On June 25, at about 3 p.m., I went to the State Capitol building in Jackson with John Robert Zellner, a Student Nonviolent Coordinating Committee field secretary, and Reverend Edwin King, the Tougaloo College chaplain. I attempted to see Governor [Paul B.J Johnson Jr.] to ask for his promise of help in the search for the three men. We were told by Senator Barbour that the governor was out for the afternoon and could not be contacted. He was extremely rude in his treatment of me. We then walked over to the Governor's Mansion, arriving just as Governor Johnson walked up the steps with Governor [George] Wallace of Alabama. We followed them up the steps and Mr. Zellner introduced himself by name to Governor Johnson and they shook hands. Mr. Zellner then turned towards me and introduced me as the wife of Michael Schwerner, one of the three missing men. He said that I would like to speak for a moment with the Mississippi governor. The moment Johnson heard who I was, he turned and bolted for the door of the Mansion. The door was locked behind him and a group of Mississippi highway patrolmen surrounded the three of us. An officer with the name plate "Harper" refused to allow us to request an appointment with the governor. Harper said that he would not convey our request to Johnson.

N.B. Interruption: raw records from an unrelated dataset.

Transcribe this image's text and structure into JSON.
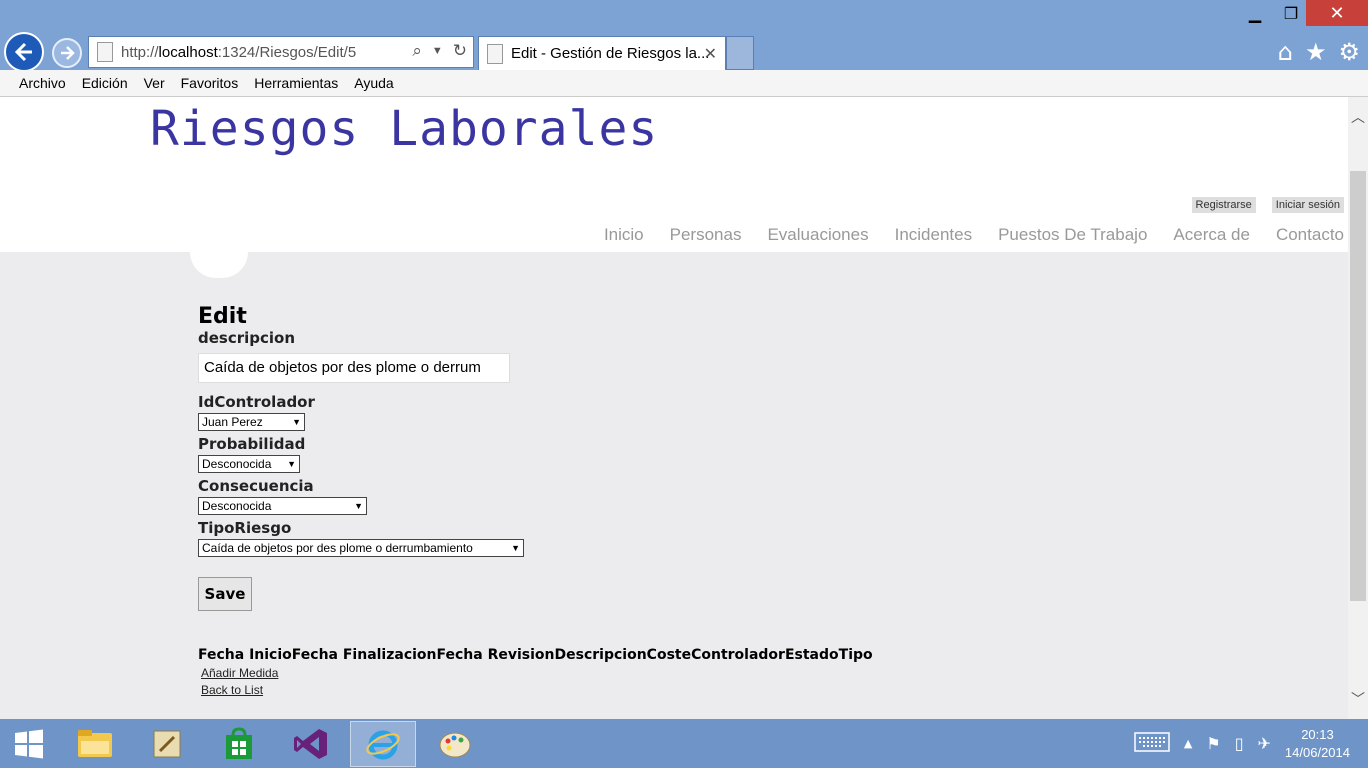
{
  "browser": {
    "url_prefix": "http://",
    "url_host": "localhost",
    "url_path": ":1324/Riesgos/Edit/5",
    "tab_title": "Edit - Gestión de Riesgos la...",
    "menu": [
      "Archivo",
      "Edición",
      "Ver",
      "Favoritos",
      "Herramientas",
      "Ayuda"
    ]
  },
  "site": {
    "title": "Riesgos Laborales",
    "register": "Registrarse",
    "login": "Iniciar sesión",
    "nav": [
      "Inicio",
      "Personas",
      "Evaluaciones",
      "Incidentes",
      "Puestos De Trabajo",
      "Acerca de",
      "Contacto"
    ]
  },
  "form": {
    "heading": "Edit",
    "descripcion_label": "descripcion",
    "descripcion_value": "Caída de objetos por des plome o derrum",
    "controlador_label": "IdControlador",
    "controlador_value": "Juan Perez",
    "probabilidad_label": "Probabilidad",
    "probabilidad_value": "Desconocida",
    "consecuencia_label": "Consecuencia",
    "consecuencia_value": "Desconocida",
    "tiporiesgo_label": "TipoRiesgo",
    "tiporiesgo_value": "Caída de objetos por des plome o derrumbamiento",
    "save_label": "Save"
  },
  "table": {
    "columns": [
      "Fecha Inicio",
      "Fecha Finalizacion",
      "Fecha Revision",
      "Descripcion",
      "Coste",
      "Controlador",
      "Estado",
      "Tipo"
    ]
  },
  "links": {
    "add": "Añadir Medida",
    "back": "Back to List"
  },
  "taskbar": {
    "time": "20:13",
    "date": "14/06/2014"
  }
}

On June 26, 1964, when I went to Neshoba County to speak with Sheriff [Lawrence] Rainey, the car which I was in was followed by a blue, late-model pick-up truck without license plates. There were two white men in the truck. At one point the truck blocked us off in front and a white, late-model car blocked us from behind. We turned our automobile around and were able to get by the white car; the pick-up truck followed us awhile farther. We reported this to the FBI agents who were working in Philadelphia on the investigation. After I spoke with Sheriff Rainey, who denied knowledge of the circumstances of the disappearance of the three men, we obtained permission from Rainey and the FBI to follow the sheriff"s car to the garage where the station wagon (which the men had driven on June 21) was being kept, in order that I could see it. Several young white men, who I believe were workers at the garage, laughed and made screams which are usually referred to as rebel yells when they realized who I was. When we left the garage the sheriff's car was close behind ours, and the blue pick-up truck once more followed after us to the outskirts of town, with the sheriff making no attempt to stop it or question the occupants about the lack of license plates.

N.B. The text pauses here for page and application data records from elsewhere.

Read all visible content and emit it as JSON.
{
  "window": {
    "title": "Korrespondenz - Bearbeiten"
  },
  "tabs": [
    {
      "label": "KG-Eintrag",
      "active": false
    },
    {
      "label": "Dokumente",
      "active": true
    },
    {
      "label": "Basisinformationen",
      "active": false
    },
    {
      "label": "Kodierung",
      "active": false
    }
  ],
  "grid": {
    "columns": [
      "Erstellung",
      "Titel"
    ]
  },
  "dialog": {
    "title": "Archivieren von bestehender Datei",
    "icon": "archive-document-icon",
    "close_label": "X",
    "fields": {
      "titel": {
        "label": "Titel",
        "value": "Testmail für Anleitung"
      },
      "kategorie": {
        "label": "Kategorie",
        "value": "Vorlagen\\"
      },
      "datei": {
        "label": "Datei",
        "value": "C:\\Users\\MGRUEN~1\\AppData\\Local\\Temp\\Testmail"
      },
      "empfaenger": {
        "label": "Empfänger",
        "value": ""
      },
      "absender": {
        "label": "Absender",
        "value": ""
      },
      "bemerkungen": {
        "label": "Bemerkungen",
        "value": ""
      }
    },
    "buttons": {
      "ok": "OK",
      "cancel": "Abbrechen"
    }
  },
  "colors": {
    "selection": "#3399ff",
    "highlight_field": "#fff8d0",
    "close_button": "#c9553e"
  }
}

1 Testimony of Rita L. Schwerner (1964). In Mississippi Black Paper: Fifty-Seven Negro and White Citizens' Testimony of Police Brutality, the Breakdown of Law and Order and the Corruption of Justice in Mississippi (New York Random House, 1965), pp. 59-60,61, 62-63.
2 The Council of Federated Organizations